When Gustavo Cartagena was a young adult, his aspirations were many. He dreamed of providing more for his family than his parents ever could during his own childhood. Though he was born into poverty, Gustavo saw a bright economic future ahead—he had hope.
Gustavo is now thirty-one years old and a father of four, but unfortunately he has been unable to accomplish any of the goals he set for himself when he was younger. Gustavo could not have predicted that he would develop an illness that would prevent him from achieving any professional career while sending his family even deeper into poverty.
Gustavo’s first professional dream was primary education, but he could not afford the tuition to earn a teaching degree. This disappointment did not deter Gustavo; it only reshaped his professional dreams. He next aspired to be professional chauffeur, a very lucrative position in his small Ecuadorian town of Cumana de la via Banos. With his blossoming family in mind, Gustavo set his sights on a career to pull his family out of poverty.
Similar to Gustavo’s short-lived teaching career, his new dream was never given a chance. This time, however, his ambitions were not halted due to economic constraints. Gustavo failed the preliminary eye exam required to enter Chauffeur School. He was told his poor eyesight rendered him practically blind and unfit to drive, thus crushing his dreams of being a chauffeur.
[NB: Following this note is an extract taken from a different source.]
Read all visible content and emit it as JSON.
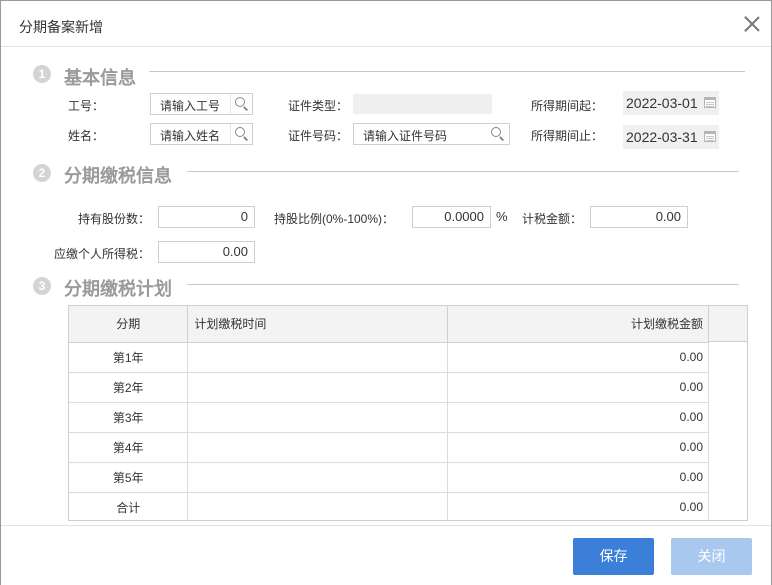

Though this moment was heartbreaking, the result had not come as a surprise. At the time of Gustavo’s chauffeur entrance exam, his vision had already been causing him trouble for quite some time. Gustavo did not want to believe he was going blind in his twenties, but the signs were undeniable.
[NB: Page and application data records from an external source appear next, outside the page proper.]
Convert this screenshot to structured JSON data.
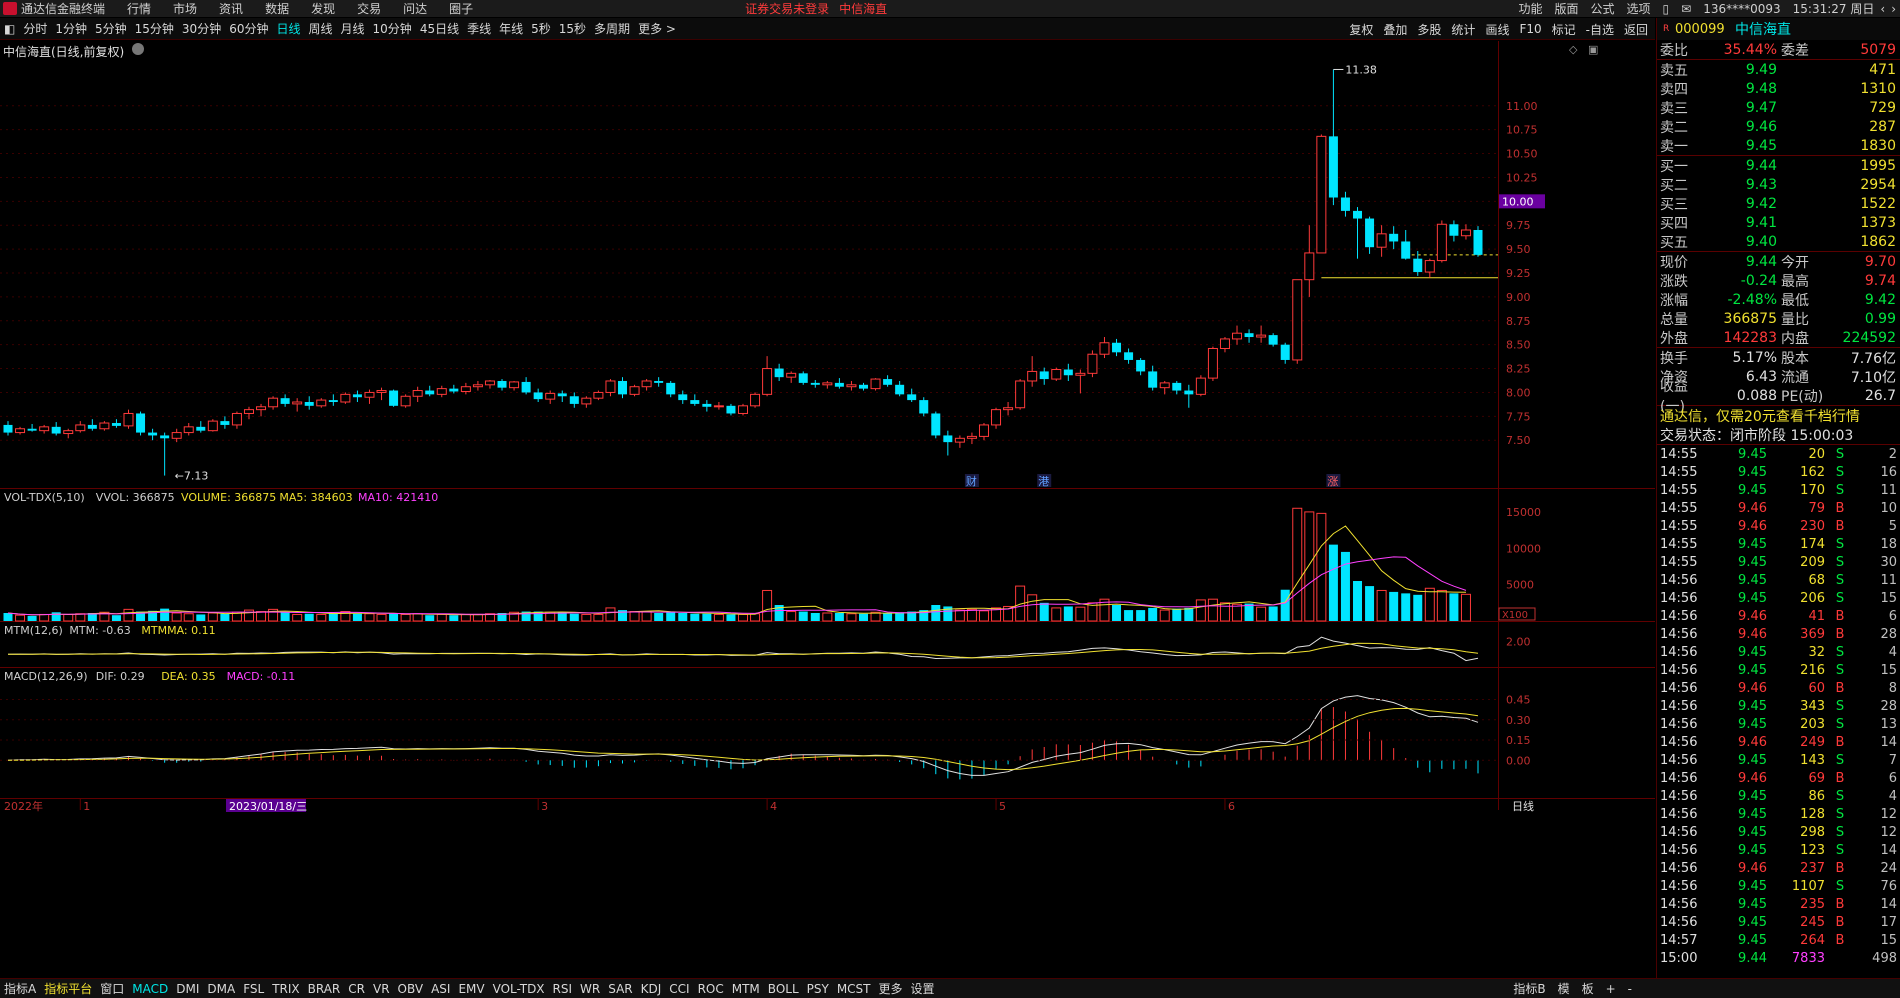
{
  "app": {
    "name": "通达信金融终端",
    "menu": [
      "行情",
      "市场",
      "资讯",
      "数据",
      "发现",
      "交易",
      "问达",
      "圈子"
    ],
    "warning": "证券交易未登录",
    "stock_title": "中信海直",
    "right_menu": [
      "功能",
      "版面",
      "公式",
      "选项"
    ],
    "account": "136****0093",
    "time": "15:31:27 周日"
  },
  "periods": [
    "分时",
    "1分钟",
    "5分钟",
    "15分钟",
    "30分钟",
    "60分钟",
    "日线",
    "周线",
    "月线",
    "10分钟",
    "45日线",
    "季线",
    "年线",
    "5秒",
    "15秒",
    "多周期",
    "更多 >"
  ],
  "active_period": "日线",
  "tools": [
    "复权",
    "叠加",
    "多股",
    "统计",
    "画线",
    "F10",
    "标记",
    "-自选",
    "返回"
  ],
  "chart_title": "中信海直(日线,前复权)",
  "price_labels": {
    "high": "11.38",
    "low": "7.13",
    "current": "10.00"
  },
  "event_marks": [
    "财",
    "港",
    "涨"
  ],
  "price_axis": [
    "11.00",
    "10.75",
    "10.50",
    "10.25",
    "10.00",
    "9.75",
    "9.50",
    "9.25",
    "9.00",
    "8.75",
    "8.50",
    "8.25",
    "8.00",
    "7.75",
    "7.50"
  ],
  "vol_axis": [
    "15000",
    "10000",
    "5000",
    "X100"
  ],
  "mtm_axis": [
    "2.00"
  ],
  "macd_axis": [
    "0.45",
    "0.30",
    "0.15",
    "0.00"
  ],
  "vol_legend": {
    "name": "VOL-TDX(5,10)",
    "vvol": "VVOL: 366875",
    "volume": "VOLUME: 366875",
    "ma5": "MA5: 384603",
    "ma10": "MA10: 421410"
  },
  "mtm_legend": {
    "name": "MTM(12,6)",
    "mtm": "MTM: -0.63",
    "mtmma": "MTMMA: 0.11"
  },
  "macd_legend": {
    "name": "MACD(12,26,9)",
    "dif": "DIF: 0.29",
    "dea": "DEA: 0.35",
    "macd": "MACD: -0.11"
  },
  "date_axis": {
    "year": "2022年",
    "m1": "1",
    "date": "2023/01/18/三",
    "m3": "3",
    "m4": "4",
    "m5": "5",
    "m6": "6",
    "period": "日线"
  },
  "indicators": [
    "指标A",
    "指标平台",
    "窗口",
    "MACD",
    "DMI",
    "DMA",
    "FSL",
    "TRIX",
    "BRAR",
    "CR",
    "VR",
    "OBV",
    "ASI",
    "EMV",
    "VOL-TDX",
    "RSI",
    "WR",
    "SAR",
    "KDJ",
    "CCI",
    "ROC",
    "MTM",
    "BOLL",
    "PSY",
    "MCST",
    "更多",
    "设置"
  ],
  "active_indicator": "MACD",
  "bottom_right": [
    "指标B",
    "模",
    "板",
    "+",
    "-"
  ],
  "quote": {
    "code": "000099",
    "name": "中信海直",
    "weibi_label": "委比",
    "weibi": "35.44%",
    "weicha_label": "委差",
    "weicha": "5079",
    "asks": [
      {
        "l": "卖五",
        "p": "9.49",
        "v": "471"
      },
      {
        "l": "卖四",
        "p": "9.48",
        "v": "1310"
      },
      {
        "l": "卖三",
        "p": "9.47",
        "v": "729"
      },
      {
        "l": "卖二",
        "p": "9.46",
        "v": "287"
      },
      {
        "l": "卖一",
        "p": "9.45",
        "v": "1830"
      }
    ],
    "bids": [
      {
        "l": "买一",
        "p": "9.44",
        "v": "1995"
      },
      {
        "l": "买二",
        "p": "9.43",
        "v": "2954"
      },
      {
        "l": "买三",
        "p": "9.42",
        "v": "1522"
      },
      {
        "l": "买四",
        "p": "9.41",
        "v": "1373"
      },
      {
        "l": "买五",
        "p": "9.40",
        "v": "1862"
      }
    ],
    "stats1": [
      {
        "l": "现价",
        "v": "9.44",
        "c": "green",
        "l2": "今开",
        "v2": "9.70",
        "c2": "red"
      },
      {
        "l": "涨跌",
        "v": "-0.24",
        "c": "green",
        "l2": "最高",
        "v2": "9.74",
        "c2": "red"
      },
      {
        "l": "涨幅",
        "v": "-2.48%",
        "c": "green",
        "l2": "最低",
        "v2": "9.42",
        "c2": "green"
      },
      {
        "l": "总量",
        "v": "366875",
        "c": "yellow",
        "l2": "量比",
        "v2": "0.99",
        "c2": "green"
      },
      {
        "l": "外盘",
        "v": "142283",
        "c": "red",
        "l2": "内盘",
        "v2": "224592",
        "c2": "green"
      }
    ],
    "stats2": [
      {
        "l": "换手",
        "v": "5.17%",
        "l2": "股本",
        "v2": "7.76亿"
      },
      {
        "l": "净资",
        "v": "6.43",
        "l2": "流通",
        "v2": "7.10亿"
      },
      {
        "l": "收益(一)",
        "v": "0.088",
        "l2": "PE(动)",
        "v2": "26.7"
      }
    ],
    "ad": "通达信，仅需20元查看千档行情",
    "status": "交易状态：闭市阶段 15:00:03",
    "ticks": [
      [
        "14:55",
        "9.45",
        "20",
        "S",
        "2"
      ],
      [
        "14:55",
        "9.45",
        "162",
        "S",
        "16"
      ],
      [
        "14:55",
        "9.45",
        "170",
        "S",
        "11"
      ],
      [
        "14:55",
        "9.46",
        "79",
        "B",
        "10"
      ],
      [
        "14:55",
        "9.46",
        "230",
        "B",
        "5"
      ],
      [
        "14:55",
        "9.45",
        "174",
        "S",
        "18"
      ],
      [
        "14:55",
        "9.45",
        "209",
        "S",
        "30"
      ],
      [
        "14:56",
        "9.45",
        "68",
        "S",
        "11"
      ],
      [
        "14:56",
        "9.45",
        "206",
        "S",
        "15"
      ],
      [
        "14:56",
        "9.46",
        "41",
        "B",
        "6"
      ],
      [
        "14:56",
        "9.46",
        "369",
        "B",
        "28"
      ],
      [
        "14:56",
        "9.45",
        "32",
        "S",
        "4"
      ],
      [
        "14:56",
        "9.45",
        "216",
        "S",
        "15"
      ],
      [
        "14:56",
        "9.46",
        "60",
        "B",
        "8"
      ],
      [
        "14:56",
        "9.45",
        "343",
        "S",
        "28"
      ],
      [
        "14:56",
        "9.45",
        "203",
        "S",
        "13"
      ],
      [
        "14:56",
        "9.46",
        "249",
        "B",
        "14"
      ],
      [
        "14:56",
        "9.45",
        "143",
        "S",
        "7"
      ],
      [
        "14:56",
        "9.46",
        "69",
        "B",
        "6"
      ],
      [
        "14:56",
        "9.45",
        "86",
        "S",
        "4"
      ],
      [
        "14:56",
        "9.45",
        "128",
        "S",
        "12"
      ],
      [
        "14:56",
        "9.45",
        "298",
        "S",
        "12"
      ],
      [
        "14:56",
        "9.45",
        "123",
        "S",
        "14"
      ],
      [
        "14:56",
        "9.46",
        "237",
        "B",
        "24"
      ],
      [
        "14:56",
        "9.45",
        "1107",
        "S",
        "76"
      ],
      [
        "14:56",
        "9.45",
        "235",
        "B",
        "14"
      ],
      [
        "14:56",
        "9.45",
        "245",
        "B",
        "17"
      ],
      [
        "14:57",
        "9.45",
        "264",
        "B",
        "15"
      ],
      [
        "15:00",
        "9.44",
        "7833",
        "",
        "498"
      ]
    ]
  },
  "chart_data": {
    "type": "candlestick",
    "note": "daily candles, OHLC",
    "ohlc": [
      [
        7.66,
        7.7,
        7.55,
        7.58
      ],
      [
        7.58,
        7.64,
        7.56,
        7.62
      ],
      [
        7.62,
        7.67,
        7.59,
        7.6
      ],
      [
        7.6,
        7.66,
        7.57,
        7.64
      ],
      [
        7.64,
        7.69,
        7.55,
        7.57
      ],
      [
        7.57,
        7.62,
        7.52,
        7.6
      ],
      [
        7.6,
        7.7,
        7.58,
        7.66
      ],
      [
        7.66,
        7.72,
        7.6,
        7.62
      ],
      [
        7.62,
        7.7,
        7.6,
        7.68
      ],
      [
        7.68,
        7.72,
        7.63,
        7.65
      ],
      [
        7.65,
        7.82,
        7.62,
        7.78
      ],
      [
        7.78,
        7.8,
        7.55,
        7.58
      ],
      [
        7.58,
        7.62,
        7.5,
        7.55
      ],
      [
        7.55,
        7.58,
        7.13,
        7.52
      ],
      [
        7.52,
        7.62,
        7.48,
        7.58
      ],
      [
        7.58,
        7.68,
        7.55,
        7.64
      ],
      [
        7.64,
        7.7,
        7.58,
        7.6
      ],
      [
        7.6,
        7.72,
        7.59,
        7.7
      ],
      [
        7.7,
        7.75,
        7.62,
        7.66
      ],
      [
        7.66,
        7.8,
        7.62,
        7.78
      ],
      [
        7.78,
        7.85,
        7.72,
        7.82
      ],
      [
        7.82,
        7.88,
        7.75,
        7.85
      ],
      [
        7.85,
        7.96,
        7.82,
        7.94
      ],
      [
        7.94,
        7.98,
        7.85,
        7.88
      ],
      [
        7.88,
        7.94,
        7.8,
        7.9
      ],
      [
        7.9,
        7.96,
        7.82,
        7.86
      ],
      [
        7.86,
        7.94,
        7.84,
        7.92
      ],
      [
        7.92,
        7.98,
        7.86,
        7.9
      ],
      [
        7.9,
        8.0,
        7.88,
        7.98
      ],
      [
        7.98,
        8.02,
        7.9,
        7.95
      ],
      [
        7.95,
        8.03,
        7.88,
        8.0
      ],
      [
        8.0,
        8.05,
        7.92,
        8.02
      ],
      [
        8.02,
        8.03,
        7.85,
        7.86
      ],
      [
        7.86,
        7.98,
        7.84,
        7.96
      ],
      [
        7.96,
        8.06,
        7.9,
        8.02
      ],
      [
        8.02,
        8.07,
        7.96,
        7.98
      ],
      [
        7.98,
        8.07,
        7.95,
        8.04
      ],
      [
        8.04,
        8.08,
        7.99,
        8.01
      ],
      [
        8.01,
        8.1,
        7.98,
        8.06
      ],
      [
        8.06,
        8.12,
        8.02,
        8.08
      ],
      [
        8.08,
        8.13,
        8.04,
        8.12
      ],
      [
        8.12,
        8.14,
        8.02,
        8.05
      ],
      [
        8.05,
        8.12,
        8.02,
        8.11
      ],
      [
        8.11,
        8.16,
        7.98,
        8.0
      ],
      [
        8.0,
        8.04,
        7.9,
        7.93
      ],
      [
        7.93,
        8.02,
        7.88,
        7.99
      ],
      [
        7.99,
        8.02,
        7.9,
        7.96
      ],
      [
        7.96,
        8.0,
        7.84,
        7.88
      ],
      [
        7.88,
        7.96,
        7.84,
        7.94
      ],
      [
        7.94,
        8.02,
        7.92,
        8.0
      ],
      [
        8.0,
        8.14,
        7.96,
        8.12
      ],
      [
        8.12,
        8.16,
        7.94,
        7.98
      ],
      [
        7.98,
        8.08,
        7.96,
        8.06
      ],
      [
        8.06,
        8.14,
        8.02,
        8.12
      ],
      [
        8.12,
        8.16,
        8.06,
        8.1
      ],
      [
        8.1,
        8.12,
        7.95,
        7.98
      ],
      [
        7.98,
        8.02,
        7.88,
        7.92
      ],
      [
        7.92,
        7.98,
        7.86,
        7.88
      ],
      [
        7.88,
        7.92,
        7.8,
        7.85
      ],
      [
        7.85,
        7.9,
        7.82,
        7.86
      ],
      [
        7.86,
        7.88,
        7.76,
        7.78
      ],
      [
        7.78,
        7.88,
        7.76,
        7.86
      ],
      [
        7.86,
        8.0,
        7.84,
        7.98
      ],
      [
        7.98,
        8.38,
        7.96,
        8.25
      ],
      [
        8.25,
        8.3,
        8.12,
        8.16
      ],
      [
        8.16,
        8.22,
        8.1,
        8.2
      ],
      [
        8.2,
        8.22,
        8.08,
        8.1
      ],
      [
        8.1,
        8.13,
        8.05,
        8.08
      ],
      [
        8.08,
        8.12,
        8.04,
        8.1
      ],
      [
        8.1,
        8.15,
        8.04,
        8.06
      ],
      [
        8.06,
        8.12,
        8.02,
        8.08
      ],
      [
        8.08,
        8.1,
        8.02,
        8.04
      ],
      [
        8.04,
        8.15,
        8.02,
        8.14
      ],
      [
        8.14,
        8.18,
        8.06,
        8.08
      ],
      [
        8.08,
        8.12,
        7.96,
        7.98
      ],
      [
        7.98,
        8.04,
        7.9,
        7.92
      ],
      [
        7.92,
        7.95,
        7.75,
        7.78
      ],
      [
        7.78,
        7.8,
        7.52,
        7.55
      ],
      [
        7.55,
        7.6,
        7.34,
        7.48
      ],
      [
        7.48,
        7.55,
        7.42,
        7.52
      ],
      [
        7.52,
        7.58,
        7.46,
        7.54
      ],
      [
        7.54,
        7.68,
        7.5,
        7.66
      ],
      [
        7.66,
        7.84,
        7.62,
        7.82
      ],
      [
        7.82,
        7.9,
        7.76,
        7.84
      ],
      [
        7.84,
        8.14,
        7.82,
        8.12
      ],
      [
        8.12,
        8.38,
        8.06,
        8.22
      ],
      [
        8.22,
        8.26,
        8.08,
        8.14
      ],
      [
        8.14,
        8.26,
        8.12,
        8.24
      ],
      [
        8.24,
        8.3,
        8.12,
        8.18
      ],
      [
        8.18,
        8.24,
        7.99,
        8.2
      ],
      [
        8.2,
        8.44,
        8.16,
        8.4
      ],
      [
        8.4,
        8.58,
        8.36,
        8.52
      ],
      [
        8.52,
        8.56,
        8.38,
        8.42
      ],
      [
        8.42,
        8.46,
        8.3,
        8.34
      ],
      [
        8.34,
        8.36,
        8.18,
        8.22
      ],
      [
        8.22,
        8.28,
        8.02,
        8.05
      ],
      [
        8.05,
        8.12,
        7.98,
        8.1
      ],
      [
        8.1,
        8.12,
        7.98,
        8.02
      ],
      [
        8.02,
        8.08,
        7.84,
        7.98
      ],
      [
        7.98,
        8.18,
        7.96,
        8.15
      ],
      [
        8.15,
        8.48,
        8.12,
        8.46
      ],
      [
        8.46,
        8.58,
        8.42,
        8.56
      ],
      [
        8.56,
        8.7,
        8.5,
        8.62
      ],
      [
        8.62,
        8.66,
        8.52,
        8.58
      ],
      [
        8.58,
        8.7,
        8.52,
        8.6
      ],
      [
        8.6,
        8.62,
        8.48,
        8.5
      ],
      [
        8.5,
        8.52,
        8.3,
        8.34
      ],
      [
        8.34,
        9.18,
        8.3,
        9.18
      ],
      [
        9.18,
        9.75,
        9.0,
        9.46
      ],
      [
        9.46,
        10.7,
        9.46,
        10.68
      ],
      [
        10.68,
        11.38,
        9.96,
        10.04
      ],
      [
        10.04,
        10.1,
        9.84,
        9.9
      ],
      [
        9.9,
        9.94,
        9.4,
        9.82
      ],
      [
        9.82,
        9.84,
        9.45,
        9.52
      ],
      [
        9.52,
        9.75,
        9.42,
        9.66
      ],
      [
        9.66,
        9.74,
        9.5,
        9.58
      ],
      [
        9.58,
        9.7,
        9.39,
        9.4
      ],
      [
        9.4,
        9.48,
        9.22,
        9.26
      ],
      [
        9.26,
        9.4,
        9.2,
        9.38
      ],
      [
        9.38,
        9.8,
        9.36,
        9.76
      ],
      [
        9.76,
        9.8,
        9.58,
        9.64
      ],
      [
        9.64,
        9.76,
        9.6,
        9.7
      ],
      [
        9.7,
        9.74,
        9.42,
        9.44
      ]
    ],
    "volume": [
      1100,
      800,
      700,
      900,
      1200,
      900,
      1000,
      1100,
      1200,
      800,
      1600,
      1300,
      1400,
      1700,
      1100,
      1000,
      900,
      1100,
      1000,
      1200,
      1500,
      1300,
      1600,
      1200,
      900,
      1000,
      900,
      1100,
      1300,
      1000,
      1000,
      900,
      1100,
      900,
      1000,
      800,
      900,
      800,
      900,
      900,
      1000,
      1100,
      1200,
      1300,
      1300,
      1200,
      1200,
      1000,
      900,
      900,
      1800,
      1500,
      1300,
      1300,
      1100,
      1200,
      1100,
      1000,
      1000,
      900,
      900,
      900,
      1000,
      4200,
      2200,
      1300,
      1300,
      1100,
      1100,
      1100,
      1000,
      1000,
      1200,
      1100,
      1200,
      1300,
      1500,
      2200,
      2000,
      1500,
      1600,
      1400,
      1800,
      2000,
      4800,
      3600,
      2500,
      1800,
      2000,
      1900,
      2500,
      3000,
      2200,
      1500,
      1500,
      1800,
      1500,
      1700,
      1800,
      2900,
      3000,
      2500,
      2300,
      2400,
      1900,
      2000,
      4300,
      15500,
      15000,
      14800,
      10500,
      9500,
      5500,
      4800,
      4200,
      4000,
      3800,
      3600,
      4500,
      4200,
      3800,
      3668
    ],
    "event_marks": [
      {
        "i": 80,
        "t": "财"
      },
      {
        "i": 86,
        "t": "港"
      },
      {
        "i": 110,
        "t": "涨"
      }
    ],
    "volume_axis": [
      "15000",
      "10000",
      "5000",
      "X100"
    ],
    "mtm_axis": [
      "2.00"
    ],
    "macd_axis": [
      "0.45",
      "0.30",
      "0.15",
      "0.00"
    ],
    "price_ylim": [
      7.0,
      11.5
    ],
    "volume_ylim": [
      0,
      16500
    ],
    "mtm_ylim": [
      -1.5,
      3.0
    ],
    "macd_ylim": [
      -0.25,
      0.58
    ],
    "series_labels": [
      "VOL-TDX(5,10)",
      "MTM(12,6)",
      "MACD(12,26,9)"
    ]
  }
}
The first indication was a change in his ability to see objects and recognize people—even his own family. At times, he could not recognize the person standing right in front of him. At first, he brushed off these incidents and made up excuses to conceal his impairment to the people around him. He could not pretend for long; a shadow was beginning to cloud his vision, slowly darkening and warping his sight.
Although teaching and chauffeuring did not work out, Gustavo was able to find work in construction. It was unstable at times, but he earned a sufficient salary to support his four children. It was through this work that he was introduced to MEDLIFE, years after his symptoms first began. The organization saw his immediate need for medical help and brought him to the doctor for exams and an official diagnosis.
Gustavo was diagnosed with astigmatism and a severe keratoconus of his right eye, and mild version of it in his left eye. The keratoconus was causing his eyes to slowly take the shape of a cone, a deformity that was distorting his vision. Doctors affirmed that, if left unattended, the keratoconus would eventually lead to complete blindness.
When doctors informed Gustavo that he would need a transplant, the news was bittersweet. For years, Gustavo was aware that he needed surgery of some kind, but his economic situation prevented him from affording an operation.
Throughout Gustavo’s adulthood, he has been trapped in a vicious poverty cycle: he can not find good work due to his condition, and because he can not make a comfortable living, he can not afford the necessary medical care, let alone a comfortable house for his family to live in. Gustavo, his wife, and their four children reside in a barely livable two-room house; one room serves as a bedroom for their entire family, and the other is their kitchen.
Gustavo’s progressing symptoms eventually barred him from work altogether, and his dreams of improving his family’s economic situation fell flat. Although Gustavo’s wife was able to pick up the responsibility of providing for their family by selling baked goods at the market, Gustavo feels as though he failed his family. While Gustavo was losing his sight, his wife was barely making enough money to feed their children, leaving their family in dire economic straits.
Little did Gustavo know that meeting MEDLIFE would reverse his dark path into complete blindness. MEDLIFE stepped in and informed Gustavo that he would finally get the surgery he needed to cure the keratoconus in his right eye. Gustavo and his wife were stunned. Although Gustavo’s condition was curable, they never believed that they would actually be able to afford the surgery to overcome it.
With MEDLIFE by Gustavo’s side throughout the entire process, he underwent a successful surgery, and is one step closer to regaining his sight. Recovery will be a slow process and Gustavo is aware of the patience required to endure the wait. He bides his time eagerly knowing that his eyes will one day be sharp enough to land him the chauffeuring position he dreamed about years ago.
Though hope was previously lost, the future Gustavo planned for himself and for his family is fortunately in sight.